Since the Industrial Age fuel exhaustion caused air pollution. When smog accumulates in the air in high enough concentrations, people start to feel unpleasant consequences. According to the World Health Organization, in 2014, 92% of the world population was living in places where the air quality guidelines levels were not met. The situation is especially difficult in China, where citizens often use the word airpocalypse to describe living in the grey world of smog.

In a new study, researchers from the Queen Mary University of London discovered people living in areas with polluted air have a weaker heart, compared to people who breathe clean air. They found evidence that suggests very adverse effects of exhaust emissions, especially when it comes to diesel engines.

Researchers used magnetic resonance imaging and screened 4.255 people. The size and performance of their heart were compared with the annual level of pollution particles called PM2.5. Annual average exposure to PM2.5 was calculated based on participants’ home address.

Dr Aung, the lead author, said: “We found that as PM2.5 exposure rises, the larger the heart gets and the worse it performs. Both of these measures are associated with increased morbidity and mortality from heart disease.”

When we inhale fine particulate matter (PM2.5), it causes localised inflammation of the lungs and is followed by a more systemic inflammation affecting the whole body. Researchers have concluded that every 5 µg/m3 increase in exposure was associated with a 4-8% increase in left ventricular volume (heart augmentation) and a 2% decrease in left ventricular ejection fraction (efficiency reduction).

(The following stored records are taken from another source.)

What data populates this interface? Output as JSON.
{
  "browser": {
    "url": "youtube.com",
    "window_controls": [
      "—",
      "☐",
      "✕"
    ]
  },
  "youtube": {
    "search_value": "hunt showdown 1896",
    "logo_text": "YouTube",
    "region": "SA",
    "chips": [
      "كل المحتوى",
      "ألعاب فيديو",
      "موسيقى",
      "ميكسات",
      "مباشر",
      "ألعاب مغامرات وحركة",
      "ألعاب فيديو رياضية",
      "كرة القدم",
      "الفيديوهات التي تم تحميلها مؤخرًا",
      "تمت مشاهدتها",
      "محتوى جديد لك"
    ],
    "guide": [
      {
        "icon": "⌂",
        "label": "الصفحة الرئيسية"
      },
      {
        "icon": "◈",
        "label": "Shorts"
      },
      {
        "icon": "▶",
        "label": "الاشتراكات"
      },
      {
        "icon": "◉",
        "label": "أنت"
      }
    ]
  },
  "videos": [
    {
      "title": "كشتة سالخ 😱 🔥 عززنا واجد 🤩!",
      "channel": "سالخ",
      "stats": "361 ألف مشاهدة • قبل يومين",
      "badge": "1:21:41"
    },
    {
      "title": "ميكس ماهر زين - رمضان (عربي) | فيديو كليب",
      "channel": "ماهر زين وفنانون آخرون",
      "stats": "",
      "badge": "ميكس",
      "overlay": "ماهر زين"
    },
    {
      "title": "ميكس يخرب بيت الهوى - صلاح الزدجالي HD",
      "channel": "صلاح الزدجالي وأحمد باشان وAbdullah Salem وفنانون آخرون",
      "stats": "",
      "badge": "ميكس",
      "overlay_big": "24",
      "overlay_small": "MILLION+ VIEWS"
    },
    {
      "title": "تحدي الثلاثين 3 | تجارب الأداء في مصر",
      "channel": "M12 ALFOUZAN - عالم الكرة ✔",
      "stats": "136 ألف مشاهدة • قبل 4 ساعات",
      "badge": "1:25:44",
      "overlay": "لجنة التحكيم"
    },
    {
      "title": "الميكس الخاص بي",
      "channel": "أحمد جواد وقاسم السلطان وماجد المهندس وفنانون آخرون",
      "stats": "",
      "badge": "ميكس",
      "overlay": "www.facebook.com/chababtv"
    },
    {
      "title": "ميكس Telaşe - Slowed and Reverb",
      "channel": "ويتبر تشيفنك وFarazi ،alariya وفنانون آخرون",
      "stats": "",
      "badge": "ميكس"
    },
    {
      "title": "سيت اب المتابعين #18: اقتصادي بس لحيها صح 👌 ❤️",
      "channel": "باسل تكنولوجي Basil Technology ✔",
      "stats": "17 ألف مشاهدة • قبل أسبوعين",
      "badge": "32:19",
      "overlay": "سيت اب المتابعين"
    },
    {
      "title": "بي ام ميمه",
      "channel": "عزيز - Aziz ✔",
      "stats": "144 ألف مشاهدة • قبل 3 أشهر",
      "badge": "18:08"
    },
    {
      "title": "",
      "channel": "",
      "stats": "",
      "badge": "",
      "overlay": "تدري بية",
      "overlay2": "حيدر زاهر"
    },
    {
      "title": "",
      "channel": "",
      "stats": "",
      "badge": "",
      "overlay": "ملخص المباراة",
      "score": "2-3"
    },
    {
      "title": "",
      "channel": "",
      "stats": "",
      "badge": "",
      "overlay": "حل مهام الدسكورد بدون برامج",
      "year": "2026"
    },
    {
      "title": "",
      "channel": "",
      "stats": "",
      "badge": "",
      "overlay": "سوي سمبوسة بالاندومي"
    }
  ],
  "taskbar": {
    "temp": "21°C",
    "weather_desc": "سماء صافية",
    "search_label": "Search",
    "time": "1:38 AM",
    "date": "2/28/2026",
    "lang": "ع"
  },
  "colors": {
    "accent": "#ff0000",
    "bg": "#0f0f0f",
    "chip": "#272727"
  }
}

Average exposure to PM2.5 in a study in the UK was about 10 µg/m3. That is way below the European target of less than 25 µg/m3 and yet harmful effects are still seen. This suggests that the current target level is not safe and should be lowered.

“There is strong evidence that particulate matter (PM) emitted mainly from diesel road vehicles is associated with increased risk of heart attack, heart failure, and death,” said Dr Nay Aung. Therefore, cardiologists recommend that people walk as far away from the cars as possible to reduce exposure to exhaust gases.

Scientists should appeal to governments to do something about this problem because the air we breathe does not only affect our lungs, but also our hearts and minds. Polluted air is not a “neighbour’s” problem, it is a global one.

Fortunately, some researchers are already battling air pollution and new discoveries have been made. In the future, air pollution is hoped to be transformed into fuel, printer colour or even jewellery.

Learn more about the damaging effects of air pollution in British Heart Foundation´s video below:

By Andreja Gregorič, Msc